### WORK TASK
What you return must match every record word for word.

### ENTRIES SUPPLIED
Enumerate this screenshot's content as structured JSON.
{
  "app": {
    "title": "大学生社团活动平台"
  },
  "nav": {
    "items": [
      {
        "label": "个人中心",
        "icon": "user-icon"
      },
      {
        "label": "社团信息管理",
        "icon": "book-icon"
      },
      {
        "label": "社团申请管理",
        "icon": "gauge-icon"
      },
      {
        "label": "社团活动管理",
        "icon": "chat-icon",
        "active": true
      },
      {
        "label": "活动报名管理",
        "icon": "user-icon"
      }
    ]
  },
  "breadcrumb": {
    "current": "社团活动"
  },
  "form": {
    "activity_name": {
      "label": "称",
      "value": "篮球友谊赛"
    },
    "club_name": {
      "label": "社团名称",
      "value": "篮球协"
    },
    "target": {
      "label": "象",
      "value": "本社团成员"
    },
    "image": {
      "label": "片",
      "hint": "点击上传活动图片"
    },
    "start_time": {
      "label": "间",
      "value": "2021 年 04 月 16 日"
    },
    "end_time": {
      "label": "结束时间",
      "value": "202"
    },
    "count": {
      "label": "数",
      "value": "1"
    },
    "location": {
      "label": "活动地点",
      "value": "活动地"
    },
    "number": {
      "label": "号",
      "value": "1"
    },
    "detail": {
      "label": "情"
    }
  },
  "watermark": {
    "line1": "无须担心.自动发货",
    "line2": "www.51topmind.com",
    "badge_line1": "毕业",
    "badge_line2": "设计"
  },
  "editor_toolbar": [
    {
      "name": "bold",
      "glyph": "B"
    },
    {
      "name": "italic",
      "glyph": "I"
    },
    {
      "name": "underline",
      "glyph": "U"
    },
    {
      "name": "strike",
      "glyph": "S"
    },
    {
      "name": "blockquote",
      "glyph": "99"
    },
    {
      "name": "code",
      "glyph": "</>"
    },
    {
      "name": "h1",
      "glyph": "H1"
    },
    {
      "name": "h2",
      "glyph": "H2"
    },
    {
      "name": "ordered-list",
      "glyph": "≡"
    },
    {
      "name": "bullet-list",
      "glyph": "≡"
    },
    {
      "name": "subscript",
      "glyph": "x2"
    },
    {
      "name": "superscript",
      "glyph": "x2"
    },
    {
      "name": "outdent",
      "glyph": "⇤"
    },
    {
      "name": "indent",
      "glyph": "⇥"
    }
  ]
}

### RESPONSE
Enumerate this screenshot's content as structured JSON.
{
  "app": {
    "title": "大学生社团活动平台"
  },
  "nav": {
    "items": [
      {
        "label": "个人中心",
        "icon": "user-icon"
      },
      {
        "label": "社团信息管理",
        "icon": "book-icon"
      },
      {
        "label": "社团申请管理",
        "icon": "gauge-icon"
      },
      {
        "label": "社团活动管理",
        "icon": "chat-icon",
        "active": true
      },
      {
        "label": "活动报名管理",
        "icon": "user-icon"
      }
    ]
  },
  "breadcrumb": {
    "current": "社团活动"
  },
  "form": {
    "activity_name": {
      "label": "称",
      "value": "篮球友谊赛"
    },
    "club_name": {
      "label": "社团名称",
      "value": "篮球协"
    },
    "target": {
      "label": "象",
      "value": "本社团成员"
    },
    "image": {
      "label": "片",
      "hint": "点击上传活动图片"
    },
    "start_time": {
      "label": "间",
      "value": "2021 年 04 月 16 日"
    },
    "end_time": {
      "label": "结束时间",
      "value": "202"
    },
    "count": {
      "label": "数",
      "value": "1"
    },
    "location": {
      "label": "活动地点",
      "value": "活动地"
    },
    "number": {
      "label": "号",
      "value": "1"
    },
    "detail": {
      "label": "情"
    }
  },
  "watermark": {
    "line1": "无须担心.自动发货",
    "line2": "www.51topmind.com",
    "badge_line1": "毕业",
    "badge_line2": "设计"
  },
  "editor_toolbar": [
    {
      "name": "bold",
      "glyph": "B"
    },
    {
      "name": "italic",
      "glyph": "I"
    },
    {
      "name": "underline",
      "glyph": "U"
    },
    {
      "name": "strike",
      "glyph": "S"
    },
    {
      "name": "blockquote",
      "glyph": "99"
    },
    {
      "name": "code",
      "glyph": "</>"
    },
    {
      "name": "h1",
      "glyph": "H1"
    },
    {
      "name": "h2",
      "glyph": "H2"
    },
    {
      "name": "ordered-list",
      "glyph": "≡"
    },
    {
      "name": "bullet-list",
      "glyph": "≡"
    },
    {
      "name": "subscript",
      "glyph": "x2"
    },
    {
      "name": "superscript",
      "glyph": "x2"
    },
    {
      "name": "outdent",
      "glyph": "⇤"
    },
    {
      "name": "indent",
      "glyph": "⇥"
    }
  ]
}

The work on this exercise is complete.